---------- Supplied records
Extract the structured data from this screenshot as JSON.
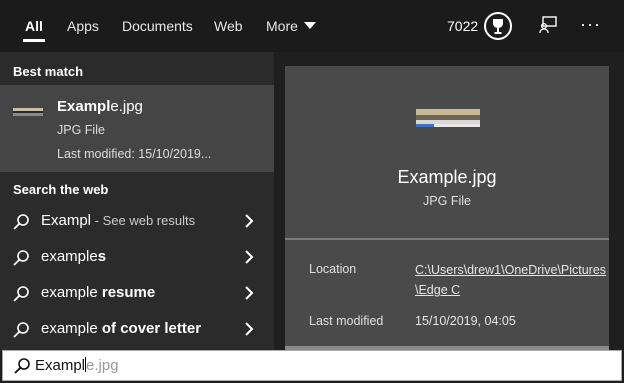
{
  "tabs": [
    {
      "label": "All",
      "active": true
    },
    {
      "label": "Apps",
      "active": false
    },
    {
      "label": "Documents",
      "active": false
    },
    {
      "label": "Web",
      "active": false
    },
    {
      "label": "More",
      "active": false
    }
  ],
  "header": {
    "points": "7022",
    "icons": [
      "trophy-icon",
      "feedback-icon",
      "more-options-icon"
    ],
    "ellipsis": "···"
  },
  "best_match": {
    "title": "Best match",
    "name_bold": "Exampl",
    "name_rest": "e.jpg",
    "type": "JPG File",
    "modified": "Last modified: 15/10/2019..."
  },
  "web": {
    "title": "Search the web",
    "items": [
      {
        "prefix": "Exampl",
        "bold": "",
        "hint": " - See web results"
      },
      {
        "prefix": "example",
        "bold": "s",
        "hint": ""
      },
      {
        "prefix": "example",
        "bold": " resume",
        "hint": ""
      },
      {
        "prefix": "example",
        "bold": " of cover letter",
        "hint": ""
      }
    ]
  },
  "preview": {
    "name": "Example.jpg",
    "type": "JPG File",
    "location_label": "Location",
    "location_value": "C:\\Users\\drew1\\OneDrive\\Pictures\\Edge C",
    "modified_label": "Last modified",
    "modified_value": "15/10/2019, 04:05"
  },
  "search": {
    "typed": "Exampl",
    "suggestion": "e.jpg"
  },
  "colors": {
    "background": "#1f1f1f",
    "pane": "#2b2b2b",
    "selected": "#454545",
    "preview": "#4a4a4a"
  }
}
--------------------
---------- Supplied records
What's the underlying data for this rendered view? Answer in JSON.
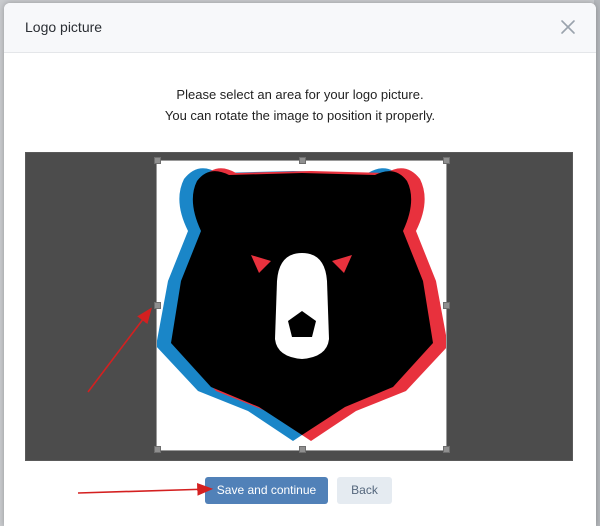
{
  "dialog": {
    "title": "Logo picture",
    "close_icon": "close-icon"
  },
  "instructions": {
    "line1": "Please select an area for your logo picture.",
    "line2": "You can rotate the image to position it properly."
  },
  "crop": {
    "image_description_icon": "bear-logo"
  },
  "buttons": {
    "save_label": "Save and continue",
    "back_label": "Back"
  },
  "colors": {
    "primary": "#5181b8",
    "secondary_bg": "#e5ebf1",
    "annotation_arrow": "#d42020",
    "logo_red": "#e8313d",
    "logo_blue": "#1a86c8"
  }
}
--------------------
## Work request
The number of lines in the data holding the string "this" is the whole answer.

## The answer
2